If you watch any sporting event, live or on television, you will see the team members talking with each other. Not all of that talk is helpful (yelling and complaining does nobody any good), but the best teams communicate well and often. The same is true in business. Here are three ways you can use good communication to develop your own winning team.
1) Get information and feedback
Say you’re a small business owner. One of your jobs is to come up with the plans for other people to put into practice. If you talk with your team about the plan, instead of just issuing orders, you can receive valuable feedback, new ideas, and important information. And you’ll gain more respect because you respect your team enough to listen to them. Like a quarterback calling plays—maybe the wide receiver sees something the quarterback didn’t and suggests a change that saves the game.
It’s still up to you to make the final decision, but everyone on the team has a brain and if you can lead in such a way as to bring all those brains to bear, you’ll be a much smarter, much more effective group.
2) Get everyone on the same page
Let’s say the ultimate goal of a particular sports team is to win the division no matter what. That might mean that this year the younger players don’t get much of a chance to play.
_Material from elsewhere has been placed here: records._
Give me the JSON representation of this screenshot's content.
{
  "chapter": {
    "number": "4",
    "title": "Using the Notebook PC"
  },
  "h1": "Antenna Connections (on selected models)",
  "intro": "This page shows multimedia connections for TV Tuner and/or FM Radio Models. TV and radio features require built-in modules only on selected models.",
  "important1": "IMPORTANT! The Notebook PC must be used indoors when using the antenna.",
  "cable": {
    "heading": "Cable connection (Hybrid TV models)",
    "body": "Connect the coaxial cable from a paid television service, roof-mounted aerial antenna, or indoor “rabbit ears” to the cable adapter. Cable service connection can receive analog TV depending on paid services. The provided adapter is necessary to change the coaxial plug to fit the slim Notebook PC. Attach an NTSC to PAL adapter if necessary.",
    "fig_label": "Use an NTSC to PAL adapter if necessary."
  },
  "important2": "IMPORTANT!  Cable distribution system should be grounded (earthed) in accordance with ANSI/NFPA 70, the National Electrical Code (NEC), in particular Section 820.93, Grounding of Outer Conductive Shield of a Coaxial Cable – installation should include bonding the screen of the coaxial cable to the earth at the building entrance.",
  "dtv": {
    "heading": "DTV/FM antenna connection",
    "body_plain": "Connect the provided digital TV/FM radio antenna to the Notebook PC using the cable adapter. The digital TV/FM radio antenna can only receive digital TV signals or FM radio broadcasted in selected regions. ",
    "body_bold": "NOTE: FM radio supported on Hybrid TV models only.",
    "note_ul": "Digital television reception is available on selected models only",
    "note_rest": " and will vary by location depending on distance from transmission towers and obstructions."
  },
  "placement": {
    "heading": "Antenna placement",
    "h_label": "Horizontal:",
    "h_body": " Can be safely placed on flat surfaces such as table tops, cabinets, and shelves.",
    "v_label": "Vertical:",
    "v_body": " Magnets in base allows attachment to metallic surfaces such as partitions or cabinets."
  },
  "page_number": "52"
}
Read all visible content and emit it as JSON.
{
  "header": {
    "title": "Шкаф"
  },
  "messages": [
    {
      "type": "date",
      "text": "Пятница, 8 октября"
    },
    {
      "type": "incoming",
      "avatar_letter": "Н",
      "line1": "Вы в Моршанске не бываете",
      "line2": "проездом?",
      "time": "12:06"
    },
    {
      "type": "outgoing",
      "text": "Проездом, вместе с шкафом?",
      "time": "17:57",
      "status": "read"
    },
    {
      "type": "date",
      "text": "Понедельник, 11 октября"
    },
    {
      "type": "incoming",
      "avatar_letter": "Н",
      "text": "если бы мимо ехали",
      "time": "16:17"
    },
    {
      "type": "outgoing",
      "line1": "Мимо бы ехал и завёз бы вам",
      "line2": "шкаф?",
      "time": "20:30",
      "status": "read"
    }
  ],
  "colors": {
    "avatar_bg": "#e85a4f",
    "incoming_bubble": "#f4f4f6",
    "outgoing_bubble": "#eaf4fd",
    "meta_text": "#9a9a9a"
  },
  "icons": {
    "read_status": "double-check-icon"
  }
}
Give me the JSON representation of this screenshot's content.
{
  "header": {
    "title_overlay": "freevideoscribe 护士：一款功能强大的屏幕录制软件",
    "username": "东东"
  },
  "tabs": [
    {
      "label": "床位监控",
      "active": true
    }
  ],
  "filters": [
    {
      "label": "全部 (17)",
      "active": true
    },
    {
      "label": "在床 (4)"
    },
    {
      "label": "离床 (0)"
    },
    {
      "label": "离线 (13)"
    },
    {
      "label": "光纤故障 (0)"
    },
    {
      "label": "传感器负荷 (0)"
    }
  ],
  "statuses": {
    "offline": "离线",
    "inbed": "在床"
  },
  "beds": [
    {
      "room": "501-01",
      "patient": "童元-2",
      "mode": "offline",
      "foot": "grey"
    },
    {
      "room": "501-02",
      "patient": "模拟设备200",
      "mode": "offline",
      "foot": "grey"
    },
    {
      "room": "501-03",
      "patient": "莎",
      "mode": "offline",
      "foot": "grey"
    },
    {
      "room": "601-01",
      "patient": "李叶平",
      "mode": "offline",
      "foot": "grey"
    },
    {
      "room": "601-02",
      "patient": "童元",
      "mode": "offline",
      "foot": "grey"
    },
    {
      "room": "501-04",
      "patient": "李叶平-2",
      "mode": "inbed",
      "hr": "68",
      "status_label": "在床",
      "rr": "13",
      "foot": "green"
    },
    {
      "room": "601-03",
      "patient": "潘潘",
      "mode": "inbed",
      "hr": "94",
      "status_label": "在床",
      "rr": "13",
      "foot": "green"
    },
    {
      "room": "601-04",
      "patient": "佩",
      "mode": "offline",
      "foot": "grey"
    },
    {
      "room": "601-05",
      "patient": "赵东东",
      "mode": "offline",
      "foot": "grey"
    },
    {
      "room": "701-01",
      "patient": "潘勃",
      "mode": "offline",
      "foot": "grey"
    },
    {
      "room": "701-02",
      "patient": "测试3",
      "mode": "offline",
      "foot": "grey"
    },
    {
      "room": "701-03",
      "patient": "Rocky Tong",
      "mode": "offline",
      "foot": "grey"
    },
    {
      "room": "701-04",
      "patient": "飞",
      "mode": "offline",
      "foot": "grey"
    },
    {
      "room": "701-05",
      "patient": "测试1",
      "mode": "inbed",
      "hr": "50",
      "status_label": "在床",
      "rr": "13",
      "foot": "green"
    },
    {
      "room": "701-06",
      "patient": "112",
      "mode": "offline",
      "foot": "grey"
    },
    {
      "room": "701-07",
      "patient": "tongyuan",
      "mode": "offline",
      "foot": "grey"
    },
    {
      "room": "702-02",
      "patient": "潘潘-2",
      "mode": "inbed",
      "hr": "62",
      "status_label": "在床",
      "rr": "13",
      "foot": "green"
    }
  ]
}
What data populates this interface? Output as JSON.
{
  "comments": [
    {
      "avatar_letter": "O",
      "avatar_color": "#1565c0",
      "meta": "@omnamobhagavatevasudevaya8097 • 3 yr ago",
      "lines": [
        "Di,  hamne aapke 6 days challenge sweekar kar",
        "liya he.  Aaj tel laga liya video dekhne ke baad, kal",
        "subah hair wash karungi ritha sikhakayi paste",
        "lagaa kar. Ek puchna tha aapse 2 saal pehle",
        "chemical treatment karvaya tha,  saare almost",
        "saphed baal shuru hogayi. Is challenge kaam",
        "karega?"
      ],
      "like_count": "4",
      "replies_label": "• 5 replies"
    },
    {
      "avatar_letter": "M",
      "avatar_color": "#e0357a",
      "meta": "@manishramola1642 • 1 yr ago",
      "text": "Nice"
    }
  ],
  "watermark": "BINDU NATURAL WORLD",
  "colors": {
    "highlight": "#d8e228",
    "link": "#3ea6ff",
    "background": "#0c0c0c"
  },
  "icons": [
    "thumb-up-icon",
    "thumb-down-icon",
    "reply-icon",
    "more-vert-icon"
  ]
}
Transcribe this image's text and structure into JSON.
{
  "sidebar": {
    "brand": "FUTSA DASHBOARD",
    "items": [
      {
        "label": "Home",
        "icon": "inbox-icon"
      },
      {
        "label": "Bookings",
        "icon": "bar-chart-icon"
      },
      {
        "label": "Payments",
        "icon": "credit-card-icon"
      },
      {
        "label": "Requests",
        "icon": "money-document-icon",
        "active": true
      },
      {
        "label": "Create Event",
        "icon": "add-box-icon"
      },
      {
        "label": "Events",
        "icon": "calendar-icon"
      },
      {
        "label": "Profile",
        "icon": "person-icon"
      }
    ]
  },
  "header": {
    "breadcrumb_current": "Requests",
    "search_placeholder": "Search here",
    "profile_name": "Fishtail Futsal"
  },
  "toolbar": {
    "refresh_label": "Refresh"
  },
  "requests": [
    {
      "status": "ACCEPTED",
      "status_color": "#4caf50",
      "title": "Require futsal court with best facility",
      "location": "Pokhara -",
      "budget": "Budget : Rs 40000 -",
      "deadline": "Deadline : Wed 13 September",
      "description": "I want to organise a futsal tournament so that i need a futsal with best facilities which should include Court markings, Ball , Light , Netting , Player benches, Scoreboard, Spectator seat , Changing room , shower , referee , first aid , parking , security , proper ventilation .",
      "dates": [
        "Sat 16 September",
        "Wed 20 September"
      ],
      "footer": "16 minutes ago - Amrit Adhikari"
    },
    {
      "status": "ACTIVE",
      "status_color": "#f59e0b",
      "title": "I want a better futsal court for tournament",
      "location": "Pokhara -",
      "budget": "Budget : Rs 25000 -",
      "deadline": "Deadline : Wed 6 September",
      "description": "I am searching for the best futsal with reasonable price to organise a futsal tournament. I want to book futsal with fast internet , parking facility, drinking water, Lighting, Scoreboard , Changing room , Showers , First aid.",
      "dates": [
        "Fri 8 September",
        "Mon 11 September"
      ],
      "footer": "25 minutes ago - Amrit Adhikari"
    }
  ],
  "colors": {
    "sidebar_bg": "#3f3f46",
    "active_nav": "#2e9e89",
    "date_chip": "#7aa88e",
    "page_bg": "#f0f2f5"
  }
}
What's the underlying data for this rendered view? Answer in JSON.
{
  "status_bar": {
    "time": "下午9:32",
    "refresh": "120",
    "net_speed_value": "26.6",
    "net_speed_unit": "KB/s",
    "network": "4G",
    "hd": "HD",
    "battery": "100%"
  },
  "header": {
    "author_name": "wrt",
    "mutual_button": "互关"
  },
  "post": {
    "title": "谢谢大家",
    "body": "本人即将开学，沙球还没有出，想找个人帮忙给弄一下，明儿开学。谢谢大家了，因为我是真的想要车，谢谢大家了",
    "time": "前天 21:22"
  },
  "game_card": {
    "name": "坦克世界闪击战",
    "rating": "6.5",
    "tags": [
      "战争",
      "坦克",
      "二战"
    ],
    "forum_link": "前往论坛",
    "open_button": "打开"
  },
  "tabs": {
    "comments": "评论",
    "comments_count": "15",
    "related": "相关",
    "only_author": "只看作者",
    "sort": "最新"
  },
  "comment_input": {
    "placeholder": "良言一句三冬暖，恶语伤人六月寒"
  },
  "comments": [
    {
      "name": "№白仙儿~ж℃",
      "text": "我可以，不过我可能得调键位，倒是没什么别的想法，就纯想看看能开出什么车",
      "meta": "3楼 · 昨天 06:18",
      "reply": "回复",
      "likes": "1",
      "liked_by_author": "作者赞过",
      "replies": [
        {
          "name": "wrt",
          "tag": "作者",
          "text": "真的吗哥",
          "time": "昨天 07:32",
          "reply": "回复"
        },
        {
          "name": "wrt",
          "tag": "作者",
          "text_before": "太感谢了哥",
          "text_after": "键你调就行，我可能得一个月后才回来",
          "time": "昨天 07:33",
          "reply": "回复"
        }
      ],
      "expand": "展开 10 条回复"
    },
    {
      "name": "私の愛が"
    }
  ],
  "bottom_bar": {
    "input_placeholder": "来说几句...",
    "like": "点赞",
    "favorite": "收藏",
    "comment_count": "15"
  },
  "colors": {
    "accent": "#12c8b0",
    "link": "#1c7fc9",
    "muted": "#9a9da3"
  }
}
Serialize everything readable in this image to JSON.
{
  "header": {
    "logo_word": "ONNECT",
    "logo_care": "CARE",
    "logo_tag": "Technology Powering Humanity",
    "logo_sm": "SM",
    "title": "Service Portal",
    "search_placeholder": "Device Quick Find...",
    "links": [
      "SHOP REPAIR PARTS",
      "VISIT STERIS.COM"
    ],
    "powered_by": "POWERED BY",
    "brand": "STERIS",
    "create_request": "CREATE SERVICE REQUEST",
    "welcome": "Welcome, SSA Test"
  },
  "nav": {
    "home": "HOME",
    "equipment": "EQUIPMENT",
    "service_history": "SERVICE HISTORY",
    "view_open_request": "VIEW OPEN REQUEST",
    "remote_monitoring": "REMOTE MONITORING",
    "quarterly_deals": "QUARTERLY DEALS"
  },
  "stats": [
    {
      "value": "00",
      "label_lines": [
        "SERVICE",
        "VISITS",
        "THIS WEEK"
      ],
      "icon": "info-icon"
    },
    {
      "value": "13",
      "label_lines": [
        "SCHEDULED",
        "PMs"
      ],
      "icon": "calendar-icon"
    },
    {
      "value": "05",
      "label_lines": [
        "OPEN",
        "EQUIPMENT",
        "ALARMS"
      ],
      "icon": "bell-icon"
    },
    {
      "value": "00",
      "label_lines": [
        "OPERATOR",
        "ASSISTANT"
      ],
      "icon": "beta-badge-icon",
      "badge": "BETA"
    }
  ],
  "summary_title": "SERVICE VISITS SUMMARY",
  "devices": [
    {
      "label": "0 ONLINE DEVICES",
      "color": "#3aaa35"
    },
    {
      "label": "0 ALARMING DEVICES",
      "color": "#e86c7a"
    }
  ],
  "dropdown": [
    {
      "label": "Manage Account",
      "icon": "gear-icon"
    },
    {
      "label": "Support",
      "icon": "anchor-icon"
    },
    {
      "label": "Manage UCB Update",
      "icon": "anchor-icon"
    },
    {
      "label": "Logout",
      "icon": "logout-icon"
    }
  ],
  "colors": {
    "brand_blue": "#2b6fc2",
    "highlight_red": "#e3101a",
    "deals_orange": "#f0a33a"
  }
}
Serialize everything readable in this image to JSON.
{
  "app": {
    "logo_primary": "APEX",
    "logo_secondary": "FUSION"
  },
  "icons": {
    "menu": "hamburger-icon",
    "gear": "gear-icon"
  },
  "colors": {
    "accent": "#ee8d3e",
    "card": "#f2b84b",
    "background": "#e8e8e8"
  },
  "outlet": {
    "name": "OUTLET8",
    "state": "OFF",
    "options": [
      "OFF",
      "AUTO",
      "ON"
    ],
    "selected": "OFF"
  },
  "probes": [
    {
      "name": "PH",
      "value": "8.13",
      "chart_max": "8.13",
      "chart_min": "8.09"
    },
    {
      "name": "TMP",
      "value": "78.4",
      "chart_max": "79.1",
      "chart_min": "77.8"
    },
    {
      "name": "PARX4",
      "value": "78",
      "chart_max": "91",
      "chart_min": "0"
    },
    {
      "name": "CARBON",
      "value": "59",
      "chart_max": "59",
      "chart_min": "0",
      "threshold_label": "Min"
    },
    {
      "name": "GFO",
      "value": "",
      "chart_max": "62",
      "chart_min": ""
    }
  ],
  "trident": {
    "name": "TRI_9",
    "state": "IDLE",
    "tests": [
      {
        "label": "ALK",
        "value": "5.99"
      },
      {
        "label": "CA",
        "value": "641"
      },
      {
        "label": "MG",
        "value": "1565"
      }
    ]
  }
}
They’re still valuable team members, helping out in practice and standing by to jump in in case one of the veterans is injured, but this isn’t their year for glory. That’s ok if the coach tells them why.
As an owner or manager, you’ll usually find people willing to take one for the team, but only if they feel included in the group and only if they understand and believe in the ultimate goal. That won’t happen without good communication. You also need everyone to understand the big picture so that they really know when to push, how hard, and in what direction. Everyone has to understand their role. If those younger players think the coach just doesn’t like them, they won’t know to be ready in case a star player goes down. Again, good communication is the key.
3) Talking to your team builds relationships
One thing you always hear about championship winning teams is that they have a close locker room. These teams communicate with each other. Talking builds camaraderie and trust and you see the results on the field. The same goes for business. If you are a sales rep and you don’t trust your support associate, you will not reach your highest potential. If you don’t like your supervisor, you’ll find it hard to stay motivated. If you are a business owner and don’t understand or trust the people working for you, you won’t be able to supervise them well.
Simply put, great teams are built, not found, and part of building a great team is to talk to each other.
As mentioned before, not all talking is productive. Raise concerns as needed, but don’t complain just to complain. Don’t just talk to fill the silence or because you like the sound of your own voice. Listen at least as much as you speak and make sure to speak with a purpose. That being said, be genuine and relaxed in conversation. If you talk only because it is part of some intellectual strategy, your teammates are likely to be put off. The key is to find some genuine caring and interest for your teammates inside yourself–a real desire to communicate. You have to understand why talking to your team really is truly critical to your success.